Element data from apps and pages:
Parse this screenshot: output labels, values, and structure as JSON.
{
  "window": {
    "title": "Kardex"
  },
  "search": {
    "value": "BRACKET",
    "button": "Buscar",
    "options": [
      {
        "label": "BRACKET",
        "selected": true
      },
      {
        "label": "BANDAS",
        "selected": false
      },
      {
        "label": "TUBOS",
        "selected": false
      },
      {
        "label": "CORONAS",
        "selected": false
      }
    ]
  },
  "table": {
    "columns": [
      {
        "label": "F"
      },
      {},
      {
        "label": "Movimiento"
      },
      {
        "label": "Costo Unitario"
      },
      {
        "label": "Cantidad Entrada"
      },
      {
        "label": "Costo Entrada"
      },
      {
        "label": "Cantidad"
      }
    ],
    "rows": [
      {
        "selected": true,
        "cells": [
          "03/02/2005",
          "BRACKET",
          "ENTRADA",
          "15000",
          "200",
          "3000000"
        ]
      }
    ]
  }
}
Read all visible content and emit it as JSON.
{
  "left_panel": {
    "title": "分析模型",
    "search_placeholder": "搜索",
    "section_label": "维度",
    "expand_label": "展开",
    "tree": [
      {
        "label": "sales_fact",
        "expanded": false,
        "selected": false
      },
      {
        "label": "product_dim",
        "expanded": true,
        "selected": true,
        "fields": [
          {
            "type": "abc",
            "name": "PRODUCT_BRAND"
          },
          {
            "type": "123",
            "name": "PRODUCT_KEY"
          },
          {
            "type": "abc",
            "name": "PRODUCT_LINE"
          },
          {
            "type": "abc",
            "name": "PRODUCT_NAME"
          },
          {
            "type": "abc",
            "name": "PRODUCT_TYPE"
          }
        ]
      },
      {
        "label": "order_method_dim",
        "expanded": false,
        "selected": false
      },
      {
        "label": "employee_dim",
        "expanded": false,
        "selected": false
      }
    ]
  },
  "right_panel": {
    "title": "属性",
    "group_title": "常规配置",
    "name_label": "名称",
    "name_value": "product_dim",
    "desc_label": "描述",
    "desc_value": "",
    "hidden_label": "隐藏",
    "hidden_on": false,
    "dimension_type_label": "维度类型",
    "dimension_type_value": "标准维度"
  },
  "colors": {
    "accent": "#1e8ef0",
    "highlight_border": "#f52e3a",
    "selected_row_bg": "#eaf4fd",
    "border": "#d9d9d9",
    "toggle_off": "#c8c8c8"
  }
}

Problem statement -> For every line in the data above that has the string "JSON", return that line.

Result of this task ->
Parse this screenshot: output labels, values, and structure as JSON.
Read all visible content and emit it as JSON.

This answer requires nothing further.